_EXERCISE GOAL_.
From the entries below, report only the number of lines that contain the word "phone".

_DATA EXCERPTS_.
§ §

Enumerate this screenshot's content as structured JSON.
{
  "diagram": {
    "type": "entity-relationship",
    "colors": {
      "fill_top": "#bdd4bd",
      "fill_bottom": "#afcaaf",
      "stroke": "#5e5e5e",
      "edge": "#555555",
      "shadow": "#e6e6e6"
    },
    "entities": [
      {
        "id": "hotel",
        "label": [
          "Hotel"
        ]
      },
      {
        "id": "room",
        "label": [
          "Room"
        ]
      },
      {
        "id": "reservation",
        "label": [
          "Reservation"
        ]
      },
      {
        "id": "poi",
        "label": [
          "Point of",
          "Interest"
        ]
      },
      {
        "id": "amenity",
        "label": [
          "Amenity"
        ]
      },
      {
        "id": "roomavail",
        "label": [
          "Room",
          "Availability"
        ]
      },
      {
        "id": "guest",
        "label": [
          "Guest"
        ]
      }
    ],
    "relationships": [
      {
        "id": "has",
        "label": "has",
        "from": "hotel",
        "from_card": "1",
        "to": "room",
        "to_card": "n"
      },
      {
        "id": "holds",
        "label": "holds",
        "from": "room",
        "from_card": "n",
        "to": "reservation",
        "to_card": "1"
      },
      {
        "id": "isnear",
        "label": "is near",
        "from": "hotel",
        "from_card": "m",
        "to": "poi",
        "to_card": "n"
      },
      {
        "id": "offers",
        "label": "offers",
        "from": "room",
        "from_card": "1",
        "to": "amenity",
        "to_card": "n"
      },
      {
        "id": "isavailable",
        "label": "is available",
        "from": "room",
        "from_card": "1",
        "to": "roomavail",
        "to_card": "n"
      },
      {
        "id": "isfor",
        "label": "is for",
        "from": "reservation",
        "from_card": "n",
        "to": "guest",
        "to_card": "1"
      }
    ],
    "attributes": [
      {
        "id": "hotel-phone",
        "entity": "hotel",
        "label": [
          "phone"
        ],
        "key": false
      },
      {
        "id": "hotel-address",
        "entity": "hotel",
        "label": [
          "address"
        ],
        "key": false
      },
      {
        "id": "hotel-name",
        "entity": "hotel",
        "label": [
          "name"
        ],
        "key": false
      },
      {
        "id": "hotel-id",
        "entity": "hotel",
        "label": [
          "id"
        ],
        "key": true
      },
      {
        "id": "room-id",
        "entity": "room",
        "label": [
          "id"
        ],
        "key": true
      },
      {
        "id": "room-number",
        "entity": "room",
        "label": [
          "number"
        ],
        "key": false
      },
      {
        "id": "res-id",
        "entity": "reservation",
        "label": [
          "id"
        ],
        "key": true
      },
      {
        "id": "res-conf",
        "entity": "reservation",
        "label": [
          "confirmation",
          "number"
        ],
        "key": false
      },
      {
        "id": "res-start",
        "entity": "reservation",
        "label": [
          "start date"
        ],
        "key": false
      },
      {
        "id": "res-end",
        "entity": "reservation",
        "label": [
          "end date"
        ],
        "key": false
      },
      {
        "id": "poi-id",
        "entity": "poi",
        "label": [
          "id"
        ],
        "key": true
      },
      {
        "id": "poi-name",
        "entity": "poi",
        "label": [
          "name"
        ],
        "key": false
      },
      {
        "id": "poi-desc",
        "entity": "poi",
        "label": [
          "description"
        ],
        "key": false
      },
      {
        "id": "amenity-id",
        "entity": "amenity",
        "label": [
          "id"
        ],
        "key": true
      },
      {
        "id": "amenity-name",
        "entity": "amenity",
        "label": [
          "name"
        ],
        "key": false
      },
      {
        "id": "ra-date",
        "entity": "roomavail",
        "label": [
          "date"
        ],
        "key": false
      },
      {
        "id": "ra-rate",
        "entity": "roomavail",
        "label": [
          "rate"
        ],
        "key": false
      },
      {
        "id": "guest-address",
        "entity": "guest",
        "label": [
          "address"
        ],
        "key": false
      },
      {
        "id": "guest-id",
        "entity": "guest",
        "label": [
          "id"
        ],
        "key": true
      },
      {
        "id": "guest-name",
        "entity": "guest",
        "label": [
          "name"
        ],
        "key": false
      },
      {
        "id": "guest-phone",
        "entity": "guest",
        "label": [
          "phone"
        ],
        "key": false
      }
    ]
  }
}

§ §

_RESULT BELOW_.
4